Top of THE DATA

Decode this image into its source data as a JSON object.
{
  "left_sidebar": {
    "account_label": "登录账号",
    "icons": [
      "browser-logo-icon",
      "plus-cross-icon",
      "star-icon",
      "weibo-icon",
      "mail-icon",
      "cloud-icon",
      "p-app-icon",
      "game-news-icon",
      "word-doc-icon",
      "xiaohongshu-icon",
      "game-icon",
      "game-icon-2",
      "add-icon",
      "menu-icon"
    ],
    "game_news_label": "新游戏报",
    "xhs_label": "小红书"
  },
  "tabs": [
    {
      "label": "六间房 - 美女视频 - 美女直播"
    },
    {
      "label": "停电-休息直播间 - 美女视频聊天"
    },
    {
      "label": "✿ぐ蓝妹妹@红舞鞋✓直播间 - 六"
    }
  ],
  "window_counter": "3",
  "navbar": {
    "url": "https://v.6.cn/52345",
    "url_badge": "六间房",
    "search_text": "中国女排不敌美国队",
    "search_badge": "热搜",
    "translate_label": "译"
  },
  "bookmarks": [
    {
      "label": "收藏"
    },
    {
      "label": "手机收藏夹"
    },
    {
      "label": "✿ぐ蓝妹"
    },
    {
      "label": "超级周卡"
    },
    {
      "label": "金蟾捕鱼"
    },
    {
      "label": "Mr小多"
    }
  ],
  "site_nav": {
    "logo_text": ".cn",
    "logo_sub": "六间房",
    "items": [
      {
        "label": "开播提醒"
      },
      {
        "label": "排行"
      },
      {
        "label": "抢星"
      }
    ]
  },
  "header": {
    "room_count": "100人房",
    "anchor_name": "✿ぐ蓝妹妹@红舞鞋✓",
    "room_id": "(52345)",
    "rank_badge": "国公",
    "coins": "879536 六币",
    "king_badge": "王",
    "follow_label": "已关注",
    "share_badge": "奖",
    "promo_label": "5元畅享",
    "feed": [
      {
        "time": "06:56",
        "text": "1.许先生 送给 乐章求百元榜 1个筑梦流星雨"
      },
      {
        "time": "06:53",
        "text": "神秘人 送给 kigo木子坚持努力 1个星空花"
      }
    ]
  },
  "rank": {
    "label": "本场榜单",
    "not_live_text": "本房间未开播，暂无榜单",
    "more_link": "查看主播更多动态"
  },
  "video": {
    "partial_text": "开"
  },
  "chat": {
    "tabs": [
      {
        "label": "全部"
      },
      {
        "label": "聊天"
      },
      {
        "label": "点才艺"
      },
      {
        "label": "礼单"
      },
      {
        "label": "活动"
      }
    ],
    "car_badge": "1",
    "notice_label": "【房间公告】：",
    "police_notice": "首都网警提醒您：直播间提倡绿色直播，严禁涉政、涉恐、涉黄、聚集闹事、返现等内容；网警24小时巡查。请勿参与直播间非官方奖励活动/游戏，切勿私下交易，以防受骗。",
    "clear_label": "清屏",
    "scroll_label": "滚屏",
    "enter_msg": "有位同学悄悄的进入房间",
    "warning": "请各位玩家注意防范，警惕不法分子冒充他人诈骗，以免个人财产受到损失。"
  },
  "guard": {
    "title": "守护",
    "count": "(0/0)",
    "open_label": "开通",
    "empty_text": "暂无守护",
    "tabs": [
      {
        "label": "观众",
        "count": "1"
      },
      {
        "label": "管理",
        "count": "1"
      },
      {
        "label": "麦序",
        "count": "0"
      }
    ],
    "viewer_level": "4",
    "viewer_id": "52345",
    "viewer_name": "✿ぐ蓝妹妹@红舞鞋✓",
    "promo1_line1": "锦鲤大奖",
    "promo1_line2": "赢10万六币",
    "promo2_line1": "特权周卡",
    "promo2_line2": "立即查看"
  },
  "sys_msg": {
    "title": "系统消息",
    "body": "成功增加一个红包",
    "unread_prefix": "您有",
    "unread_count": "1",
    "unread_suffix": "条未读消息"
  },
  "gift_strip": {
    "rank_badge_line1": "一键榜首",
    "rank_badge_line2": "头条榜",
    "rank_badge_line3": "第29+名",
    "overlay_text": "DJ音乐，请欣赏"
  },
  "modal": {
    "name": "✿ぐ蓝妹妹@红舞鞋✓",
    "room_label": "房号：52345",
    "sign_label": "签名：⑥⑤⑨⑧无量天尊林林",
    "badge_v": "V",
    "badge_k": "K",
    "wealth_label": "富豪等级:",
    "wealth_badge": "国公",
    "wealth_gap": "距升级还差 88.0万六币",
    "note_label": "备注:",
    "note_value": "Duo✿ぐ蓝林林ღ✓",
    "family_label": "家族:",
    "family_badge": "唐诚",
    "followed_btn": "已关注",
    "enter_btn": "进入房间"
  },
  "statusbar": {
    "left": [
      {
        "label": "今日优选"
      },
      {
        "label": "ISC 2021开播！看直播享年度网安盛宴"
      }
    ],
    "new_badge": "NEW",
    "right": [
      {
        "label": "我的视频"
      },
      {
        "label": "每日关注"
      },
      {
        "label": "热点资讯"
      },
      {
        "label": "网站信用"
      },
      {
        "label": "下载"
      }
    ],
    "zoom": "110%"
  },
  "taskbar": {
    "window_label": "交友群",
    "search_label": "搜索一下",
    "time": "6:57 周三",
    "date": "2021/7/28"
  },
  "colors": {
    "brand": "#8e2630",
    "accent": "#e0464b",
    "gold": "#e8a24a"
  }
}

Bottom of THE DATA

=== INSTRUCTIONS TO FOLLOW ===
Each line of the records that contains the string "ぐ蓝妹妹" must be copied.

=== PROBLEM SOLUTION ===
      "label": "✿ぐ蓝妹妹@红舞鞋✓直播间 - 六"
    "anchor_name": "✿ぐ蓝妹妹@红舞鞋✓",
    "viewer_name": "✿ぐ蓝妹妹@红舞鞋✓",
    "name": "✿ぐ蓝妹妹@红舞鞋✓",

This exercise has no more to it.